=== Begin Enclosure ===

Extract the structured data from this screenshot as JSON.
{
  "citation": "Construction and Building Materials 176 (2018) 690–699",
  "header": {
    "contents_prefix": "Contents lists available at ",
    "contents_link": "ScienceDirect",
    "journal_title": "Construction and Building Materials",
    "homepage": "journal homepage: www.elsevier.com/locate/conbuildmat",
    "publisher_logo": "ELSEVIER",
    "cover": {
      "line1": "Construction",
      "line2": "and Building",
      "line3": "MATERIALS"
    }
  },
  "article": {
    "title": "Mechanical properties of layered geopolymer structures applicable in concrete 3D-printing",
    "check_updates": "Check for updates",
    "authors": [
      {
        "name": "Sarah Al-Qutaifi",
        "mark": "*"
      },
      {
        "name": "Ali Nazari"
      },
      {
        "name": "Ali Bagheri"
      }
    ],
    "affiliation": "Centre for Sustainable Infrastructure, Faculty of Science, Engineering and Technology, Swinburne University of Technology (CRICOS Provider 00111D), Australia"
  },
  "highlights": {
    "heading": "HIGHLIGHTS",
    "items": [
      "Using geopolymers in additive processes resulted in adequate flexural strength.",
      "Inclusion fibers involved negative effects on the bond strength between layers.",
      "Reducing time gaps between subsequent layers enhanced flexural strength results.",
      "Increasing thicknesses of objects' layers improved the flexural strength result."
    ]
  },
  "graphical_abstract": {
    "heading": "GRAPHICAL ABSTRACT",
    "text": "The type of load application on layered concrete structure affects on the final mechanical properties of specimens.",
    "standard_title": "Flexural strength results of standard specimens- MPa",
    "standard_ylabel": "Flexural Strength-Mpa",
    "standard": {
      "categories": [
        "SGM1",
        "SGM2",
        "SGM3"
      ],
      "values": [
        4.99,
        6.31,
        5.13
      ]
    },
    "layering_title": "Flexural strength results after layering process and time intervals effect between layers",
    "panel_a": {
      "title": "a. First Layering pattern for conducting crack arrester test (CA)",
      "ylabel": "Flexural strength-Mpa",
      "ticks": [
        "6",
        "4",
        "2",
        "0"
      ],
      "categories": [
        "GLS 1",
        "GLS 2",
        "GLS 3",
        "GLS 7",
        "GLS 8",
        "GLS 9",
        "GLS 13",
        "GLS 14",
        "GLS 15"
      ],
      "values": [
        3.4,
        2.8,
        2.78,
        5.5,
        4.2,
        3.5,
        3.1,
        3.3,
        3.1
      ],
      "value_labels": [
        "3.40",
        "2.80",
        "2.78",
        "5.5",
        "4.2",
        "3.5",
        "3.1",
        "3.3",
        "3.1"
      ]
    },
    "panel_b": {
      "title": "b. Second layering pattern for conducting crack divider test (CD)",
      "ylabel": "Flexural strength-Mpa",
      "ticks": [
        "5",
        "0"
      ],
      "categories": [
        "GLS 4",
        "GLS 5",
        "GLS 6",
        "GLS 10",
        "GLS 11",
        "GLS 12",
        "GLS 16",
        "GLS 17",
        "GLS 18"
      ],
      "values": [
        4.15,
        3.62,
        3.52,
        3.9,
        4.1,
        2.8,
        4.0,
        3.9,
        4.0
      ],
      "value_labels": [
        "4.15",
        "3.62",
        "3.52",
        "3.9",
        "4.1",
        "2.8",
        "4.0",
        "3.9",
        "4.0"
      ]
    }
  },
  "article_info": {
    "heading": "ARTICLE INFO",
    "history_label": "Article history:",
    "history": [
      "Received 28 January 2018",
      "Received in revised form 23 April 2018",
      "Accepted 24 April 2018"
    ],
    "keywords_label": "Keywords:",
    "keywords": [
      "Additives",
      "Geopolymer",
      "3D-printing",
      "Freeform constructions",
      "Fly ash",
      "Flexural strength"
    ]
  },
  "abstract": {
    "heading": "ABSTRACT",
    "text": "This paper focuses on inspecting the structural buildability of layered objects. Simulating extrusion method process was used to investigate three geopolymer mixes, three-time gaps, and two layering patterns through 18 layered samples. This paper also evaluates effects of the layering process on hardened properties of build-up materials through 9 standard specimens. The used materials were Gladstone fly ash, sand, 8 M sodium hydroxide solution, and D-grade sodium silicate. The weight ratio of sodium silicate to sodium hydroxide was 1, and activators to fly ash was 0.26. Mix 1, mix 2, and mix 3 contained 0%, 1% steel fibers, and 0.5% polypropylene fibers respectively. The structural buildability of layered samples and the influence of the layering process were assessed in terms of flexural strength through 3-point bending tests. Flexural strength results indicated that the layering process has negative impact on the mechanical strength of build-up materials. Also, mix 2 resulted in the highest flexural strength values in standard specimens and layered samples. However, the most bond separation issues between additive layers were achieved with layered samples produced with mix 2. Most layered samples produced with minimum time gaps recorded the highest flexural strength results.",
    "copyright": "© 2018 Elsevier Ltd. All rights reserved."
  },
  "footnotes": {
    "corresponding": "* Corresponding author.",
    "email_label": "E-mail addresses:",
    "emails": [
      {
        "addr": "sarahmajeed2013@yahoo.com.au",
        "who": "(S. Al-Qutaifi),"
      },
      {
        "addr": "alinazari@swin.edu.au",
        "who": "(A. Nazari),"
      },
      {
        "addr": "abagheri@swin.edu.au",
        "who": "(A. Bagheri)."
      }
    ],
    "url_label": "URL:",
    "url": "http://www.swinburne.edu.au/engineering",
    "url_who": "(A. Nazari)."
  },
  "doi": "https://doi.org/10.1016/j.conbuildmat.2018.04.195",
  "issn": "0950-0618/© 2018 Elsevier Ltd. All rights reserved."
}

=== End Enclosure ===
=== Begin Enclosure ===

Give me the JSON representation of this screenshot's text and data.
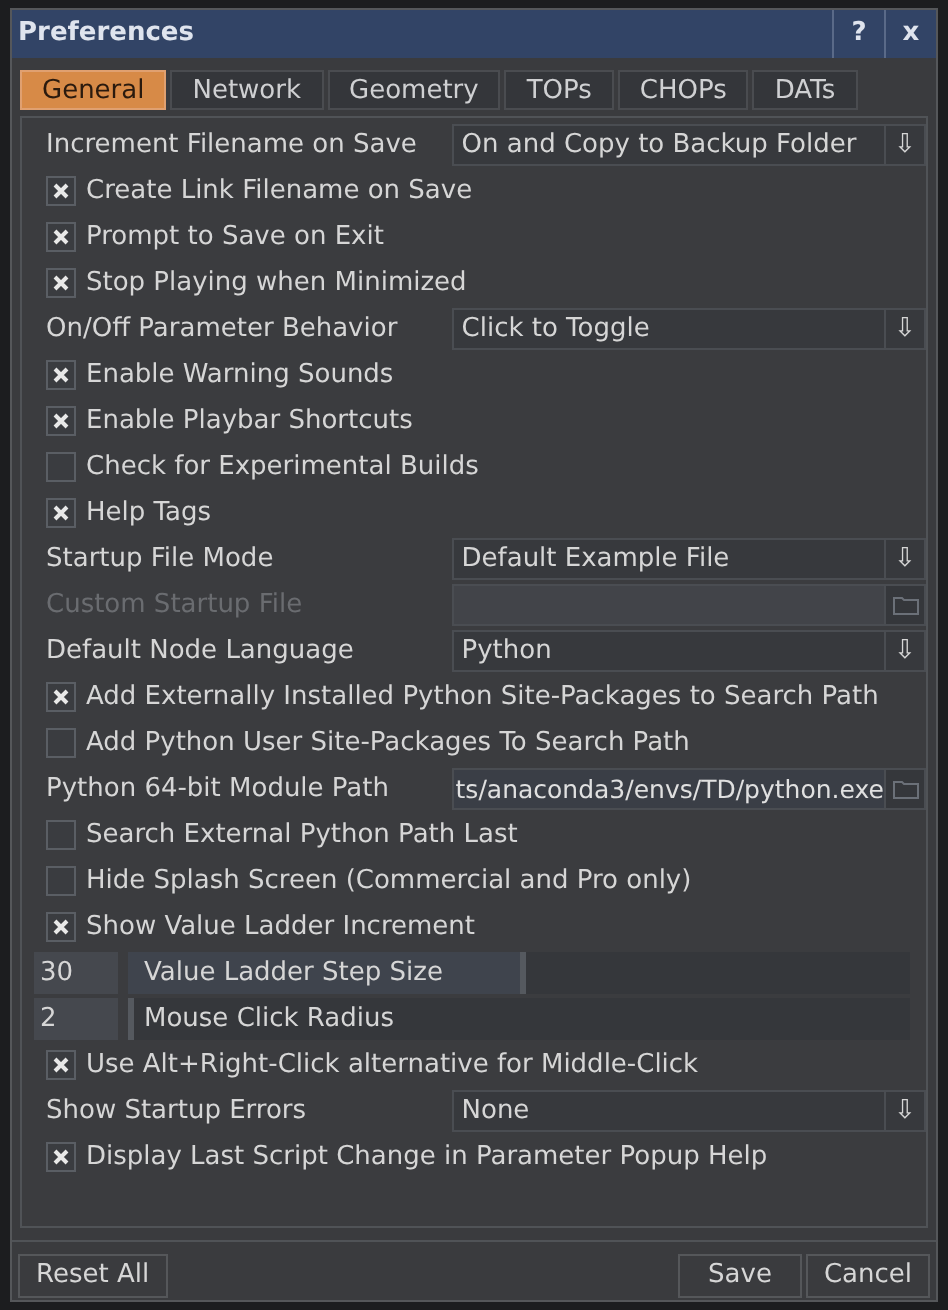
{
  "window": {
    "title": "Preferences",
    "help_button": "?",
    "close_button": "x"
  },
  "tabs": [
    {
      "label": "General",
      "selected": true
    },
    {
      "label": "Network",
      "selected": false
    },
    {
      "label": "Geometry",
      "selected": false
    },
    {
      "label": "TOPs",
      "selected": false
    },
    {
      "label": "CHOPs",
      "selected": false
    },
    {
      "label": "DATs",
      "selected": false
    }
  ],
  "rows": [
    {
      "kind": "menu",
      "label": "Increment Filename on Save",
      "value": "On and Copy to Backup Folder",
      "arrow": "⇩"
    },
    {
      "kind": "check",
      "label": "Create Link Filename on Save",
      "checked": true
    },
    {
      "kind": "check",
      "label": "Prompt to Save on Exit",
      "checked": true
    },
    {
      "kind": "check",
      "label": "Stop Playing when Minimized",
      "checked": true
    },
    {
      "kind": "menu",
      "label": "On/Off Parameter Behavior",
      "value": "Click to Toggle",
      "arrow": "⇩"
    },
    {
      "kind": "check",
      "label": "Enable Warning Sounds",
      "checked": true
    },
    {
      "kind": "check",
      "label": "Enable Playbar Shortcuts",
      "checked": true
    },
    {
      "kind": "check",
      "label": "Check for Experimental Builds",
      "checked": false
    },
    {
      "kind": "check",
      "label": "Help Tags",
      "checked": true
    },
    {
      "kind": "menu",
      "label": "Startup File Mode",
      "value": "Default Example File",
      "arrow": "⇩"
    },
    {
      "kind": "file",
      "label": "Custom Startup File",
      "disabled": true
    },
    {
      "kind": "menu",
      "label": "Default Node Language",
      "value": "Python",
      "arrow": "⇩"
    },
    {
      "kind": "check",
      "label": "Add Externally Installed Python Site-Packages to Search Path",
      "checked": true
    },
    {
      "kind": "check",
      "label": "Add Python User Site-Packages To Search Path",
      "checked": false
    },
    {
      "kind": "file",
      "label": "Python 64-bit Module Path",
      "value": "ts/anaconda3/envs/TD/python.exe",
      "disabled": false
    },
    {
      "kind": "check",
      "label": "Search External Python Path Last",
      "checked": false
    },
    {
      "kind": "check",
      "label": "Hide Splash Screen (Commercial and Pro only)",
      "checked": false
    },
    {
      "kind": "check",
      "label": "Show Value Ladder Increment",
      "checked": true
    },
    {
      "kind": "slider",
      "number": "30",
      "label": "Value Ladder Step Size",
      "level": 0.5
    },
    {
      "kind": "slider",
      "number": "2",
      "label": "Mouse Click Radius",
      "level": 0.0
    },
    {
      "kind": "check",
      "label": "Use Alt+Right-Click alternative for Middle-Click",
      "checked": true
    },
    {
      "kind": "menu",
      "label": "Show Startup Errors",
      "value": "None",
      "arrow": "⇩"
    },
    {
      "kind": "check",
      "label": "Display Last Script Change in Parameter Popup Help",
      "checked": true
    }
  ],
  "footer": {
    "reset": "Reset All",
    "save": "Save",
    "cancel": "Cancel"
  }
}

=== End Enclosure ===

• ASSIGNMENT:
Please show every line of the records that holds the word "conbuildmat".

• RESULT FOR THIS TASK:
    "homepage": "journal homepage: www.elsevier.com/locate/conbuildmat",
  "doi": "https://doi.org/10.1016/j.conbuildmat.2018.04.195",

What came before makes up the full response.